- **Records for processing**:
***

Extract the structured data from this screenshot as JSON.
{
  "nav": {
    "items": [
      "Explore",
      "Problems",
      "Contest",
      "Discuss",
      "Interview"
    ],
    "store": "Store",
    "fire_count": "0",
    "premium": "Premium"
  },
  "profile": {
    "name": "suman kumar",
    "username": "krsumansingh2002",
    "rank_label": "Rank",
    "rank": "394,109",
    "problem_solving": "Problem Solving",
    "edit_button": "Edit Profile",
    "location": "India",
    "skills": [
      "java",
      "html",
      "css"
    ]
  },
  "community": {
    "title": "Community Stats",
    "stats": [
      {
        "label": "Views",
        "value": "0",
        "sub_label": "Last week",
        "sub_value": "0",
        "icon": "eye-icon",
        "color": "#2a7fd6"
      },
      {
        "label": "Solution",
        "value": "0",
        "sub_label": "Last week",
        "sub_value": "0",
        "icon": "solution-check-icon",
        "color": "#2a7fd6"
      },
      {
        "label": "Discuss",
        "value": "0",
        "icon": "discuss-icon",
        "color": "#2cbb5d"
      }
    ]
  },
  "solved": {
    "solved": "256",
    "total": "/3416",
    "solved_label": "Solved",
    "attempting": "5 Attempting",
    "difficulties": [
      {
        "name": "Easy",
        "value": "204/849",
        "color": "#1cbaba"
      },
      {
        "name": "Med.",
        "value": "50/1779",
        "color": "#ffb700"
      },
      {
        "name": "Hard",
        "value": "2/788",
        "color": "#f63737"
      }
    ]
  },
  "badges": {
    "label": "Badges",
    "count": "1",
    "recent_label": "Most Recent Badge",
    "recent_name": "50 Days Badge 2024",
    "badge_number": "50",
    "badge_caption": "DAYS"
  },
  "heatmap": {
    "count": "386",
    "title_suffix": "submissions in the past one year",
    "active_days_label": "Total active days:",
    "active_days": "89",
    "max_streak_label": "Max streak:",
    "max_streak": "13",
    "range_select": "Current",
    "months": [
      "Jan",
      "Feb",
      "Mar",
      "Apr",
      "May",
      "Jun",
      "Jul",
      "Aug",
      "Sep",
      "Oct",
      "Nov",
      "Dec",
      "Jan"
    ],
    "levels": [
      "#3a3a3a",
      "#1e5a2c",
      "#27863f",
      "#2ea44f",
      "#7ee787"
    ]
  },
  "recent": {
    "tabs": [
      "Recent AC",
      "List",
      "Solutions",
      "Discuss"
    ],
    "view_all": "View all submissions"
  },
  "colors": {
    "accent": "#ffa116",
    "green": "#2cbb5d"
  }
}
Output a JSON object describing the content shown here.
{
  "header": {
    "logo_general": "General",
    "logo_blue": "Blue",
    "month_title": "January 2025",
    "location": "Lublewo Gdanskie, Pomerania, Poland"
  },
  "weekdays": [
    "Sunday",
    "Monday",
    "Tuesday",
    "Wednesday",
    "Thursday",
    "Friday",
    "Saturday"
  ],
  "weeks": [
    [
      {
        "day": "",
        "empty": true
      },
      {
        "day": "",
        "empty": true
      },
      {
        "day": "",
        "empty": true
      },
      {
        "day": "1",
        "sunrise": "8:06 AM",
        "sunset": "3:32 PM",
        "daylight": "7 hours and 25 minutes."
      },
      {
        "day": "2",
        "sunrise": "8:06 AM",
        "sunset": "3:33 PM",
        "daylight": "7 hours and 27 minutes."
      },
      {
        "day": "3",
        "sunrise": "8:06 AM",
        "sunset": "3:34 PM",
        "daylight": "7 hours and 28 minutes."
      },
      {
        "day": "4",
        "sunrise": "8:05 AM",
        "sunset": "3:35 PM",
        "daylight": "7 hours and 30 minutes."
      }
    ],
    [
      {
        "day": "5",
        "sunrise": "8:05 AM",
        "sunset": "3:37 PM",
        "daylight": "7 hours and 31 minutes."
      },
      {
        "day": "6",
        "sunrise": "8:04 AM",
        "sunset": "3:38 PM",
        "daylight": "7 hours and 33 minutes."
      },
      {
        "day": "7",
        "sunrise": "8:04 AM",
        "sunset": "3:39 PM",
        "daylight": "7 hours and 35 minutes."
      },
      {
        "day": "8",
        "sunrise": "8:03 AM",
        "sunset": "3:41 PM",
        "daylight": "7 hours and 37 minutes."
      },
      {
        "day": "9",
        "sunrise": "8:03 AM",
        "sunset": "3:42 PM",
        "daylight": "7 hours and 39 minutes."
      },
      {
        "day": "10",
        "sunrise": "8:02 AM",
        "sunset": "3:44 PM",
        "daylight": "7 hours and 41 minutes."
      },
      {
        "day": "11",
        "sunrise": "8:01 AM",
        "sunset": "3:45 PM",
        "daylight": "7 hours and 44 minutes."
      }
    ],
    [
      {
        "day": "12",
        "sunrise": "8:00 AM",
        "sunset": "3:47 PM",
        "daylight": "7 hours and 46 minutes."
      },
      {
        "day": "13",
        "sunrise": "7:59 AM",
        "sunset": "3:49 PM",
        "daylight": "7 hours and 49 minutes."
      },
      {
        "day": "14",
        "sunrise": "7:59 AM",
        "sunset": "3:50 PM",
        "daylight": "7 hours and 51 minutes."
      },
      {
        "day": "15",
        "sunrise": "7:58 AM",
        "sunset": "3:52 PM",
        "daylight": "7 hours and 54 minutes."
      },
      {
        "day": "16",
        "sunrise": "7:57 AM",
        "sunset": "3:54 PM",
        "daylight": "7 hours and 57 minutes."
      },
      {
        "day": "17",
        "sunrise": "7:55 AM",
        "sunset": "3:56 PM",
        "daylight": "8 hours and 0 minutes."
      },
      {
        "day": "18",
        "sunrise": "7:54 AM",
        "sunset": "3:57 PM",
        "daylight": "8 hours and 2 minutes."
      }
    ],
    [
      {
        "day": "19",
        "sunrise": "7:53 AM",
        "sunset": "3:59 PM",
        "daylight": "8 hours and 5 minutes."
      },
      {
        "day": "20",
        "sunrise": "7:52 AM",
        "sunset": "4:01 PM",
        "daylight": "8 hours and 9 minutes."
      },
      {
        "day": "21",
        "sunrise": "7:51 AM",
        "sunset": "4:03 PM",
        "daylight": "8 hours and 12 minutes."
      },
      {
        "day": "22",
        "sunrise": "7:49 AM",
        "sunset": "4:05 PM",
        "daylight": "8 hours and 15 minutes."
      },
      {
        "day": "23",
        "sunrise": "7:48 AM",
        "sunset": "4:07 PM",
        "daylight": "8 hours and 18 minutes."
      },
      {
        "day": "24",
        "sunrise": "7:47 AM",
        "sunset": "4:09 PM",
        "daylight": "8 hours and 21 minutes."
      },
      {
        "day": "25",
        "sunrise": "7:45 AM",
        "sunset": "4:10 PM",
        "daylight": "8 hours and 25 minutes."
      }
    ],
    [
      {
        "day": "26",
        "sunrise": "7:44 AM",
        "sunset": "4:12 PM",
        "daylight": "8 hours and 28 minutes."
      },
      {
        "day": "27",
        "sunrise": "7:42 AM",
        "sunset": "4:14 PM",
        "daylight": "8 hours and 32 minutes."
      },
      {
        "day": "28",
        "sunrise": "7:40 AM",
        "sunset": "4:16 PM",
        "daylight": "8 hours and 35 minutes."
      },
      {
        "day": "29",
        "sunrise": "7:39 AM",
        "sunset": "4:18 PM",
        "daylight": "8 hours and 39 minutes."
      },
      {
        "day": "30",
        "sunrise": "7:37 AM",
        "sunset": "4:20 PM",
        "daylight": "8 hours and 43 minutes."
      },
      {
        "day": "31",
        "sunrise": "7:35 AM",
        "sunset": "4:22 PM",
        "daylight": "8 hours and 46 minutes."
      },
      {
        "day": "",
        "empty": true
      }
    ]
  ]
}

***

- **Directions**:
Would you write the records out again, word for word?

- **Answer**:
Extract the structured data from this screenshot as JSON.
{
  "nav": {
    "items": [
      "Explore",
      "Problems",
      "Contest",
      "Discuss",
      "Interview"
    ],
    "store": "Store",
    "fire_count": "0",
    "premium": "Premium"
  },
  "profile": {
    "name": "suman kumar",
    "username": "krsumansingh2002",
    "rank_label": "Rank",
    "rank": "394,109",
    "problem_solving": "Problem Solving",
    "edit_button": "Edit Profile",
    "location": "India",
    "skills": [
      "java",
      "html",
      "css"
    ]
  },
  "community": {
    "title": "Community Stats",
    "stats": [
      {
        "label": "Views",
        "value": "0",
        "sub_label": "Last week",
        "sub_value": "0",
        "icon": "eye-icon",
        "color": "#2a7fd6"
      },
      {
        "label": "Solution",
        "value": "0",
        "sub_label": "Last week",
        "sub_value": "0",
        "icon": "solution-check-icon",
        "color": "#2a7fd6"
      },
      {
        "label": "Discuss",
        "value": "0",
        "icon": "discuss-icon",
        "color": "#2cbb5d"
      }
    ]
  },
  "solved": {
    "solved": "256",
    "total": "/3416",
    "solved_label": "Solved",
    "attempting": "5 Attempting",
    "difficulties": [
      {
        "name": "Easy",
        "value": "204/849",
        "color": "#1cbaba"
      },
      {
        "name": "Med.",
        "value": "50/1779",
        "color": "#ffb700"
      },
      {
        "name": "Hard",
        "value": "2/788",
        "color": "#f63737"
      }
    ]
  },
  "badges": {
    "label": "Badges",
    "count": "1",
    "recent_label": "Most Recent Badge",
    "recent_name": "50 Days Badge 2024",
    "badge_number": "50",
    "badge_caption": "DAYS"
  },
  "heatmap": {
    "count": "386",
    "title_suffix": "submissions in the past one year",
    "active_days_label": "Total active days:",
    "active_days": "89",
    "max_streak_label": "Max streak:",
    "max_streak": "13",
    "range_select": "Current",
    "months": [
      "Jan",
      "Feb",
      "Mar",
      "Apr",
      "May",
      "Jun",
      "Jul",
      "Aug",
      "Sep",
      "Oct",
      "Nov",
      "Dec",
      "Jan"
    ],
    "levels": [
      "#3a3a3a",
      "#1e5a2c",
      "#27863f",
      "#2ea44f",
      "#7ee787"
    ]
  },
  "recent": {
    "tabs": [
      "Recent AC",
      "List",
      "Solutions",
      "Discuss"
    ],
    "view_all": "View all submissions"
  },
  "colors": {
    "accent": "#ffa116",
    "green": "#2cbb5d"
  }
}
Output a JSON object describing the content shown here.
{
  "header": {
    "logo_general": "General",
    "logo_blue": "Blue",
    "month_title": "January 2025",
    "location": "Lublewo Gdanskie, Pomerania, Poland"
  },
  "weekdays": [
    "Sunday",
    "Monday",
    "Tuesday",
    "Wednesday",
    "Thursday",
    "Friday",
    "Saturday"
  ],
  "weeks": [
    [
      {
        "day": "",
        "empty": true
      },
      {
        "day": "",
        "empty": true
      },
      {
        "day": "",
        "empty": true
      },
      {
        "day": "1",
        "sunrise": "8:06 AM",
        "sunset": "3:32 PM",
        "daylight": "7 hours and 25 minutes."
      },
      {
        "day": "2",
        "sunrise": "8:06 AM",
        "sunset": "3:33 PM",
        "daylight": "7 hours and 27 minutes."
      },
      {
        "day": "3",
        "sunrise": "8:06 AM",
        "sunset": "3:34 PM",
        "daylight": "7 hours and 28 minutes."
      },
      {
        "day": "4",
        "sunrise": "8:05 AM",
        "sunset": "3:35 PM",
        "daylight": "7 hours and 30 minutes."
      }
    ],
    [
      {
        "day": "5",
        "sunrise": "8:05 AM",
        "sunset": "3:37 PM",
        "daylight": "7 hours and 31 minutes."
      },
      {
        "day": "6",
        "sunrise": "8:04 AM",
        "sunset": "3:38 PM",
        "daylight": "7 hours and 33 minutes."
      },
      {
        "day": "7",
        "sunrise": "8:04 AM",
        "sunset": "3:39 PM",
        "daylight": "7 hours and 35 minutes."
      },
      {
        "day": "8",
        "sunrise": "8:03 AM",
        "sunset": "3:41 PM",
        "daylight": "7 hours and 37 minutes."
      },
      {
        "day": "9",
        "sunrise": "8:03 AM",
        "sunset": "3:42 PM",
        "daylight": "7 hours and 39 minutes."
      },
      {
        "day": "10",
        "sunrise": "8:02 AM",
        "sunset": "3:44 PM",
        "daylight": "7 hours and 41 minutes."
      },
      {
        "day": "11",
        "sunrise": "8:01 AM",
        "sunset": "3:45 PM",
        "daylight": "7 hours and 44 minutes."
      }
    ],
    [
      {
        "day": "12",
        "sunrise": "8:00 AM",
        "sunset": "3:47 PM",
        "daylight": "7 hours and 46 minutes."
      },
      {
        "day": "13",
        "sunrise": "7:59 AM",
        "sunset": "3:49 PM",
        "daylight": "7 hours and 49 minutes."
      },
      {
        "day": "14",
        "sunrise": "7:59 AM",
        "sunset": "3:50 PM",
        "daylight": "7 hours and 51 minutes."
      },
      {
        "day": "15",
        "sunrise": "7:58 AM",
        "sunset": "3:52 PM",
        "daylight": "7 hours and 54 minutes."
      },
      {
        "day": "16",
        "sunrise": "7:57 AM",
        "sunset": "3:54 PM",
        "daylight": "7 hours and 57 minutes."
      },
      {
        "day": "17",
        "sunrise": "7:55 AM",
        "sunset": "3:56 PM",
        "daylight": "8 hours and 0 minutes."
      },
      {
        "day": "18",
        "sunrise": "7:54 AM",
        "sunset": "3:57 PM",
        "daylight": "8 hours and 2 minutes."
      }
    ],
    [
      {
        "day": "19",
        "sunrise": "7:53 AM",
        "sunset": "3:59 PM",
        "daylight": "8 hours and 5 minutes."
      },
      {
        "day": "20",
        "sunrise": "7:52 AM",
        "sunset": "4:01 PM",
        "daylight": "8 hours and 9 minutes."
      },
      {
        "day": "21",
        "sunrise": "7:51 AM",
        "sunset": "4:03 PM",
        "daylight": "8 hours and 12 minutes."
      },
      {
        "day": "22",
        "sunrise": "7:49 AM",
        "sunset": "4:05 PM",
        "daylight": "8 hours and 15 minutes."
      },
      {
        "day": "23",
        "sunrise": "7:48 AM",
        "sunset": "4:07 PM",
        "daylight": "8 hours and 18 minutes."
      },
      {
        "day": "24",
        "sunrise": "7:47 AM",
        "sunset": "4:09 PM",
        "daylight": "8 hours and 21 minutes."
      },
      {
        "day": "25",
        "sunrise": "7:45 AM",
        "sunset": "4:10 PM",
        "daylight": "8 hours and 25 minutes."
      }
    ],
    [
      {
        "day": "26",
        "sunrise": "7:44 AM",
        "sunset": "4:12 PM",
        "daylight": "8 hours and 28 minutes."
      },
      {
        "day": "27",
        "sunrise": "7:42 AM",
        "sunset": "4:14 PM",
        "daylight": "8 hours and 32 minutes."
      },
      {
        "day": "28",
        "sunrise": "7:40 AM",
        "sunset": "4:16 PM",
        "daylight": "8 hours and 35 minutes."
      },
      {
        "day": "29",
        "sunrise": "7:39 AM",
        "sunset": "4:18 PM",
        "daylight": "8 hours and 39 minutes."
      },
      {
        "day": "30",
        "sunrise": "7:37 AM",
        "sunset": "4:20 PM",
        "daylight": "8 hours and 43 minutes."
      },
      {
        "day": "31",
        "sunrise": "7:35 AM",
        "sunset": "4:22 PM",
        "daylight": "8 hours and 46 minutes."
      },
      {
        "day": "",
        "empty": true
      }
    ]
  ]
}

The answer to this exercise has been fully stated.